Using diagrams of the speech organs can also help – pointing out to students whereabouts in the mouth the tongue should be; showing them that the soft palate is higher in French [u] than in French [ou]; or explaining that they should feel Spanish [g] or [j] in the back of the throat, as if they’re growling.

Remembering the rules

The ‘rules’ or patterns of spelling in students’ first language obviously also have a huge influence on target language pronunciation. Learners often struggle with letter combinations that look the same but are spelled differently – remembering, for instance, that [ie] in German is pronounced not like in English ‘lie’ but like in English ‘lee’. Here, it can be helpful to remind students of basic TL words that they already pronounce correctly – such as ‘sie sind’ for [ie] or ‘eins’, ‘zwei’, ‘drei’ for [ei] – and encourage them to use those words as models for remembering the correct sound–spelling correspondences.

Rachel Hawkes recommends using a visual–auditory–kinesthetic (VAK) approach, in which students associate each sound with an image and a gesture, helping to make the sound memorable through the combined forms of processing, and this is the technique used in our Mastering pronunciation teaching packs.

One sound, several spellings

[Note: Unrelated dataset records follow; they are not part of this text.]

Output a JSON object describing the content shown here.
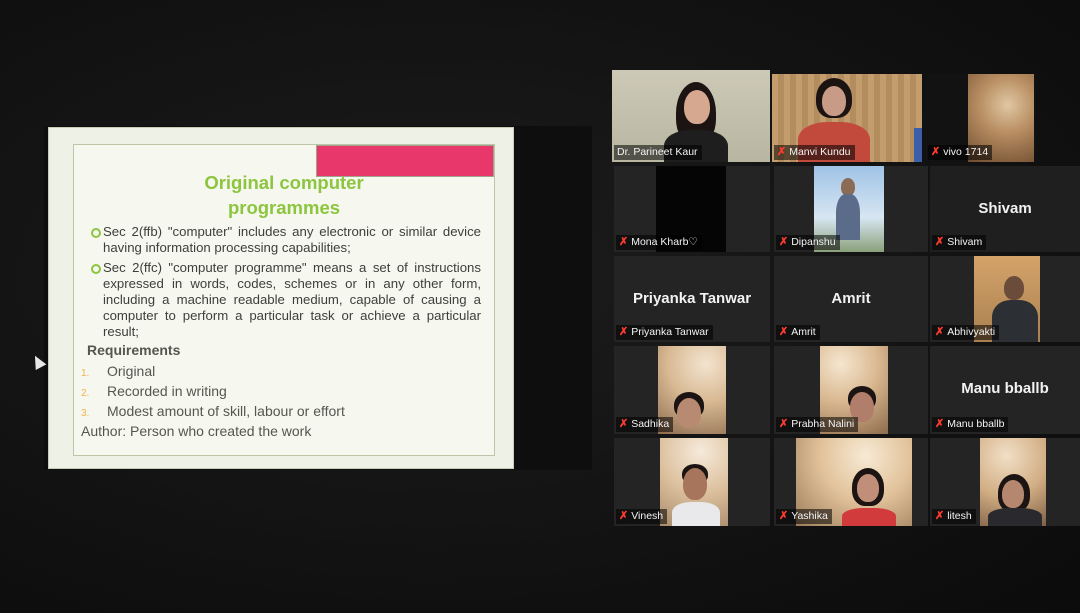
{
  "slide": {
    "title_line1": "Original computer",
    "title_line2": "programmes",
    "bullet1": "Sec 2(ffb) \"computer\" includes any electronic or similar device having information processing capabilities;",
    "bullet2": "Sec 2(ffc) \"computer programme\" means a set of instructions expressed in words, codes, schemes or in any other form, including a machine readable medium, capable of causing a computer to perform a particular task or achieve a particular result;",
    "requirements_heading": "Requirements",
    "requirements": [
      {
        "num": "1.",
        "text": "Original"
      },
      {
        "num": "2.",
        "text": "Recorded in writing"
      },
      {
        "num": "3.",
        "text": "Modest amount of skill, labour or effort"
      }
    ],
    "author": "Author: Person who created the work"
  },
  "participants": [
    {
      "name": "Dr. Parineet Kaur",
      "muted": false
    },
    {
      "name": "Manvi Kundu",
      "muted": true
    },
    {
      "name": "vivo 1714",
      "muted": true
    },
    {
      "name": "Mona Kharb♡",
      "muted": true
    },
    {
      "name": "Dipanshu",
      "muted": true
    },
    {
      "name": "Shivam",
      "muted": true,
      "center": "Shivam"
    },
    {
      "name": "Priyanka Tanwar",
      "muted": true,
      "center": "Priyanka Tanwar"
    },
    {
      "name": "Amrit",
      "muted": true,
      "center": "Amrit"
    },
    {
      "name": "Abhivyakti",
      "muted": true
    },
    {
      "name": "Sadhika",
      "muted": true
    },
    {
      "name": "Prabha Nalini",
      "muted": true
    },
    {
      "name": "Manu   bballb",
      "muted": true,
      "center": "Manu   bballb"
    },
    {
      "name": "Vinesh",
      "muted": true
    },
    {
      "name": "Yashika",
      "muted": true
    },
    {
      "name": "litesh",
      "muted": true
    }
  ],
  "icons": {
    "muted_mic": "✗"
  },
  "colors": {
    "active_speaker": "#e9d84a",
    "title_green": "#8cc63e",
    "muted_red": "#ff3b2f",
    "slide_accent": "#e8386b"
  }
}
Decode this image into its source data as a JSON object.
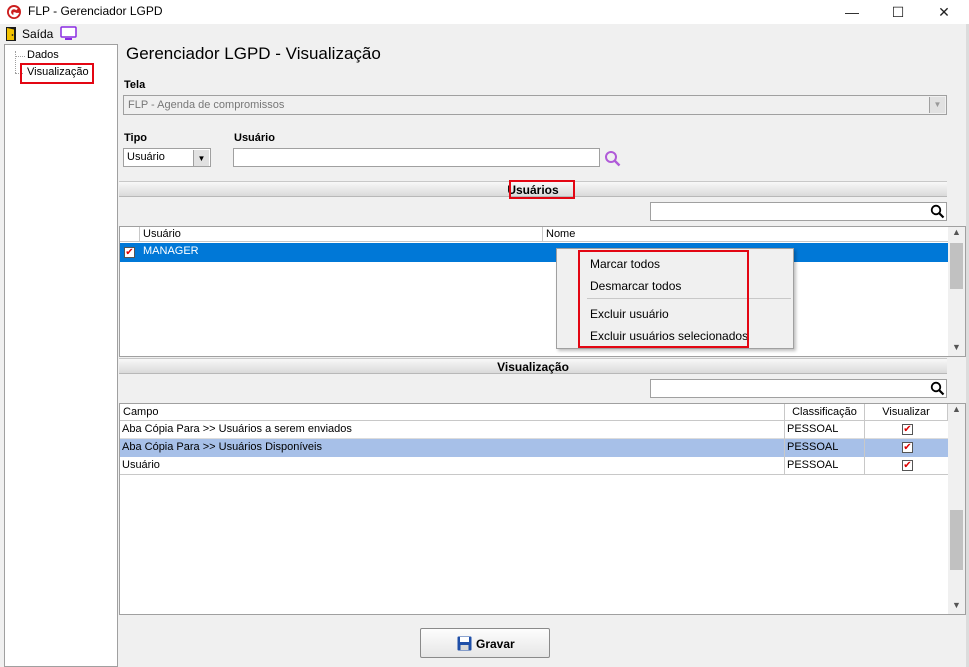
{
  "window": {
    "title": "FLP - Gerenciador LGPD",
    "minimize_glyph": "—",
    "maximize_glyph": "☐",
    "close_glyph": "✕"
  },
  "toolbar": {
    "exit_label": "Saída",
    "exit_icon": "door-exit-icon",
    "monitor_icon": "monitor-icon"
  },
  "sidebar": {
    "items": [
      {
        "label": "Dados"
      },
      {
        "label": "Visualização"
      }
    ]
  },
  "header": {
    "title": "Gerenciador LGPD - Visualização"
  },
  "form": {
    "tela_label": "Tela",
    "tela_value": "FLP - Agenda de compromissos",
    "tipo_label": "Tipo",
    "tipo_value": "Usuário",
    "usuario_label": "Usuário",
    "usuario_value": "",
    "search_icon": "search-icon"
  },
  "usuarios_section": {
    "title": "Usuários",
    "filter_value": "",
    "columns": [
      "Usuário",
      "Nome"
    ],
    "rows": [
      {
        "checked": true,
        "usuario": "MANAGER",
        "nome": ""
      }
    ]
  },
  "context_menu": {
    "items": [
      "Marcar todos",
      "Desmarcar todos",
      "Excluir usuário",
      "Excluir usuários selecionados"
    ]
  },
  "visualizacao_section": {
    "title": "Visualização",
    "filter_value": "",
    "columns": [
      "Campo",
      "Classificação",
      "Visualizar"
    ],
    "rows": [
      {
        "campo": "Aba Cópia Para >> Usuários a serem enviados",
        "classificacao": "PESSOAL",
        "visualizar": true
      },
      {
        "campo": "Aba Cópia Para >> Usuários Disponíveis",
        "classificacao": "PESSOAL",
        "visualizar": true
      },
      {
        "campo": "Usuário",
        "classificacao": "PESSOAL",
        "visualizar": true
      }
    ]
  },
  "footer": {
    "save_label": "Gravar",
    "save_icon": "floppy-disk-icon"
  },
  "colors": {
    "selection": "#0078d7",
    "row_highlight": "#a7c0e8",
    "annotation_red": "#e30613",
    "brand_red": "#cc1f1f"
  }
}
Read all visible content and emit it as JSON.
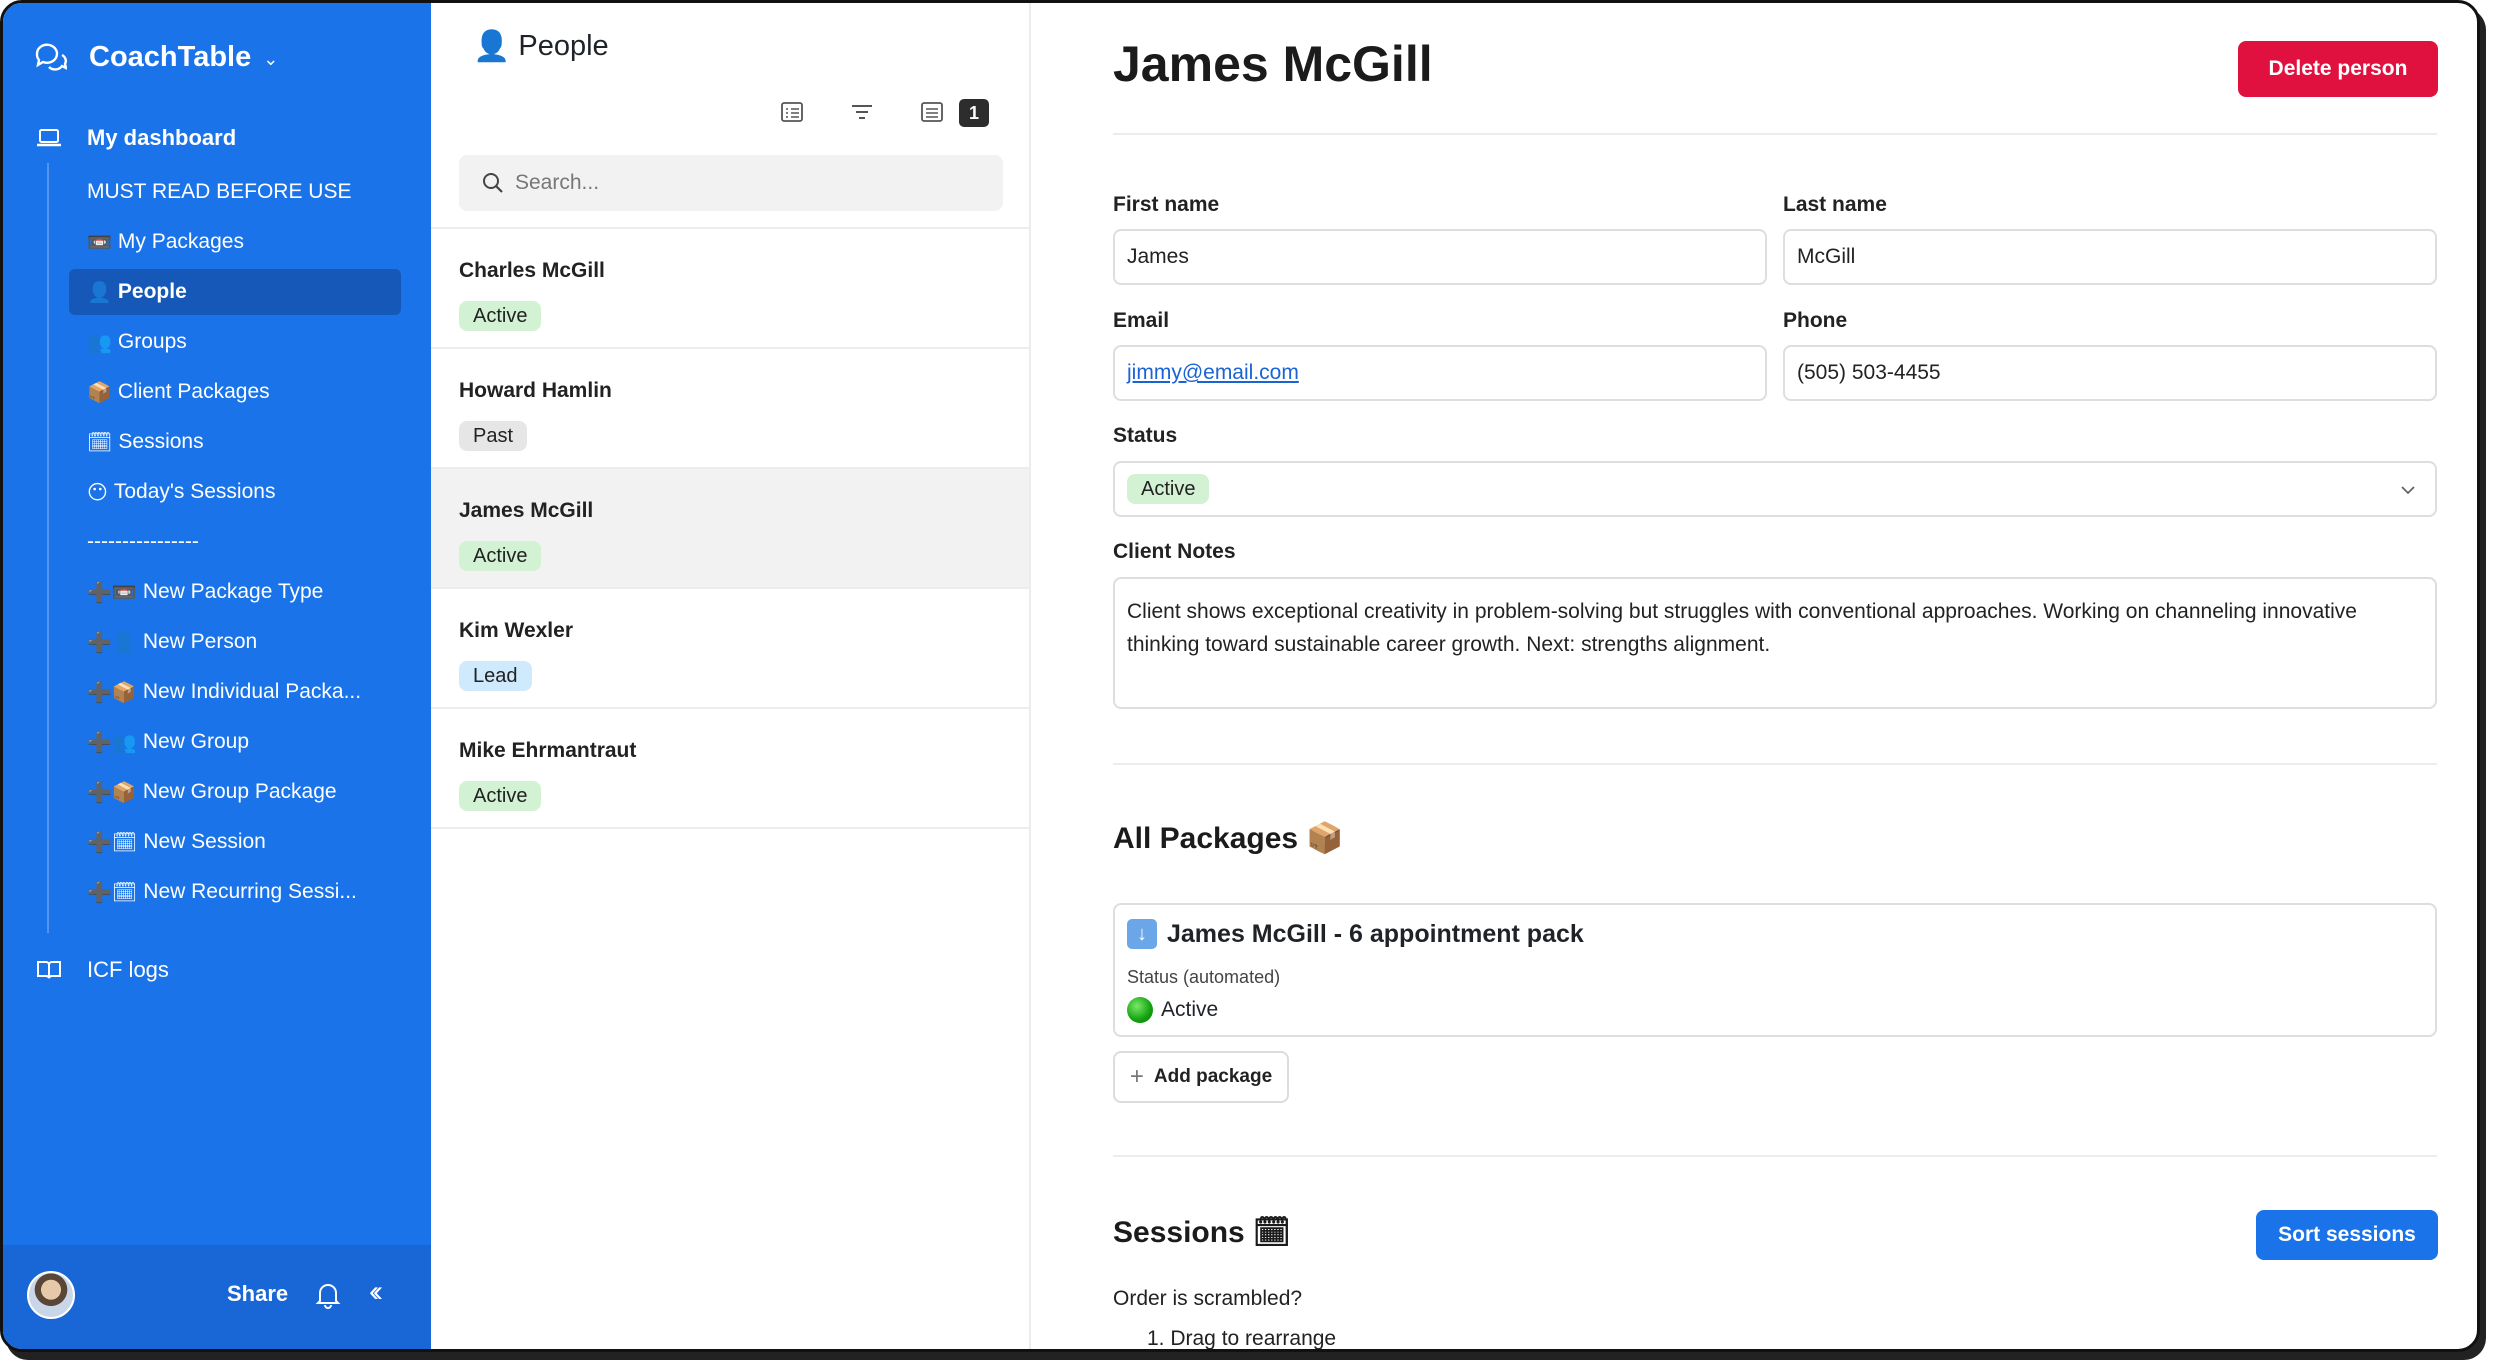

In French in particular, one sound can often be spelled in several different ways, and students may not realise that ‘dent’ sounds the same as ‘dans’, or ‘fin’ the same as ‘faim’. Matching activities can help students to recognise words containing the same sounds, as in the Teachit resource Pronouncing words like ‘je’ and ‘deux’. Sound mazes can also work well, like Mark Hancock’s maze puzzles for English; students follow the same sound through the maze, ignoring words with a different pronunciation. Keep a lookout on the Teachit site for MFL pronunciation mazes, coming soon.

There's more to pronunciation than phonics

Stressed syllables in Spanish

The accent mark can seem unimportant to beginner students of Spanish, and they may get sick of being reminded to put the accent on the vowel in a question word (e.g. ‘qué’ for ‘what?’ versus ‘que’ for ‘that’), but accent marks to indicate stressed syllables are of course really helpful in Spanish, as examples of minimal pairs can show – like ‘caminó’ (he/she walked) and ‘camino’ (path), or ‘hacía’ (I/he/she was doing) and ‘hacia’ (towards). Of course, the context will help students to work out the correct meaning, but teaching the rules of syllable stress will help to pre-empt confusion.

Sounds in connected speech

As anyone who’s learnt English or taught French will know from experience, words can sound quite different in connected speech from in isolation. Even working out where one word ends and the next begins can be challenging, so it’s important to raise awareness of French liaison and of sounds that are dropped in connected speech, like the ‘x’ at the end of ‘six’ or the ‘t’ at the end of ‘huit’. Marking where they expect liaisons to occur in a text and then listening to check is a simple but effective way of helping students to learn liaison rules that is included in our French pronunciation teaching pack.


Understanding intonation is also helpful in French and Spanish for distinguishing questions from statements. Drawing an intonation ‘graph’ or ‘conducting’ the rising tone with your hand can serve as a quick visual reminder to use raised intonation at the end of the question.

More resources on pronunciation and phonics

For more resources, including tips on Improving your German pronunciation and our French and Spanish phonics animations, see our complete pronunciation and phonics collection.

This article was first published as a newsletter in November 2022.

Lucy Palmer

Senior Content Lead at Teachit and former teacher of English as a foreign language.